Engineers from MIT and the University of California Berkeley have created a solar-powered system that can turn air into drinking water. It has turned out to be very efficient, able to work when humidity is as low as 20%.
This can be a big step towards helping communities that have no access to potable water, aid those in the desert, or one day, serve astronauts traveling to dry, dusty planets.
Omar Yaghi, one of the study’s senior authors, said, “One vision for the future is to have water off-grid, where you have a device at home running on ambient solar for delivering water that satisfies the needs of a household.” Yaghi called this vision “personalized water,” the New York Post reports.
In order to make water, the engineers used a special material called a metal-organic framework, or MOF, from UC Berkeley. This material, which looks like a really fine powder, has tiny pores that can absorb and trap air. When sunlight is added to the mix, the water molecules are released and condensed, then turned into liquid form.
With just 2.2 pounds of MOF, this system can harvest 2.8 liters (or three quarts) of drinking water from the air in 12 hours.

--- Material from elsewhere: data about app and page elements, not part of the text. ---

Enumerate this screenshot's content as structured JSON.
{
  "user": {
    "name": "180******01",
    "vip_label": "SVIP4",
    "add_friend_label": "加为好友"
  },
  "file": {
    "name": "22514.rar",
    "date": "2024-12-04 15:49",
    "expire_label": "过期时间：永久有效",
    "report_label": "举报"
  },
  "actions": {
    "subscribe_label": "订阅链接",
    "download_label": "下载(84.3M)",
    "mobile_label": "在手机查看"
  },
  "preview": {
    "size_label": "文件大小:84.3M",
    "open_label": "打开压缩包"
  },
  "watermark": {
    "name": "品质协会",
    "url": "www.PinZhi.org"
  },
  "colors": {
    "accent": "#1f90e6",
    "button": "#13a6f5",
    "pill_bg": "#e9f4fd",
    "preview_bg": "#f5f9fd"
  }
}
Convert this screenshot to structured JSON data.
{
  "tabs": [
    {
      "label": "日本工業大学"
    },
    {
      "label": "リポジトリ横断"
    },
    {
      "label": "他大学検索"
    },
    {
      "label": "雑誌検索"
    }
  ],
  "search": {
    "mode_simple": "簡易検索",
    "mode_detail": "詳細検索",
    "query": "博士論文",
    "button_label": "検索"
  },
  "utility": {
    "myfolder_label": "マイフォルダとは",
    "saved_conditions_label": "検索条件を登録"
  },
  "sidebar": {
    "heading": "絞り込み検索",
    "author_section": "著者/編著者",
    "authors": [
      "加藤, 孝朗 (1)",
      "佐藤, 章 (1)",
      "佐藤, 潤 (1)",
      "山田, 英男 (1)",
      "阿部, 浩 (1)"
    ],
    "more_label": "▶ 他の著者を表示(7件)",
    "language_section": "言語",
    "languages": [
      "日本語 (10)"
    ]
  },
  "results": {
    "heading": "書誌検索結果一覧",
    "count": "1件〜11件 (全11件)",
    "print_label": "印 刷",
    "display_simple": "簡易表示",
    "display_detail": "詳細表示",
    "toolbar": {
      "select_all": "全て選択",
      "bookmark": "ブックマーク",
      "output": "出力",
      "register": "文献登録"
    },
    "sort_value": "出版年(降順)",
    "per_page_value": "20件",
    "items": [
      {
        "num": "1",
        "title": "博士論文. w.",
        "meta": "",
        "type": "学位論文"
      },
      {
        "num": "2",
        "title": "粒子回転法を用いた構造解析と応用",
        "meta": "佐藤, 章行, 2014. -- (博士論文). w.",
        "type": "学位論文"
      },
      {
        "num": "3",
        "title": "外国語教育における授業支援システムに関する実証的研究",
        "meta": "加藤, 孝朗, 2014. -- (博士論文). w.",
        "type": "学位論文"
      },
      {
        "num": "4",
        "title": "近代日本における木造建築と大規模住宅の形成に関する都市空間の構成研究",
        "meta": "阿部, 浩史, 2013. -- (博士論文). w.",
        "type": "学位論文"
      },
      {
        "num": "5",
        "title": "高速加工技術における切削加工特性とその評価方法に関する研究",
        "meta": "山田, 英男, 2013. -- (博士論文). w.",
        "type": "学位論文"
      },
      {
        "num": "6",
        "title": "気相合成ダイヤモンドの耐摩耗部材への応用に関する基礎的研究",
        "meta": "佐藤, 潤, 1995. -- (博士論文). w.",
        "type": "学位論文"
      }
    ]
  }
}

We wanted to demonstrate that if you are cut off somewhere in the desert, you could survive because of this device. A person needs about a Coke can of water per day. That is something one could collect in less than an hour with this system.
The technology is a long way from being ready for commercial use, but the team behind it says this breakthrough has laid the groundwork for a device that could deliver potable water to many parts of the world. It can also be used in many other applications.
Evelyn Wang from MIT explained that the next step is to create a 30-liter system that can provide drinking water for a family of four daily, which she says could be possible in the next two years, Newsweek reports.
The study was published in the journal Science.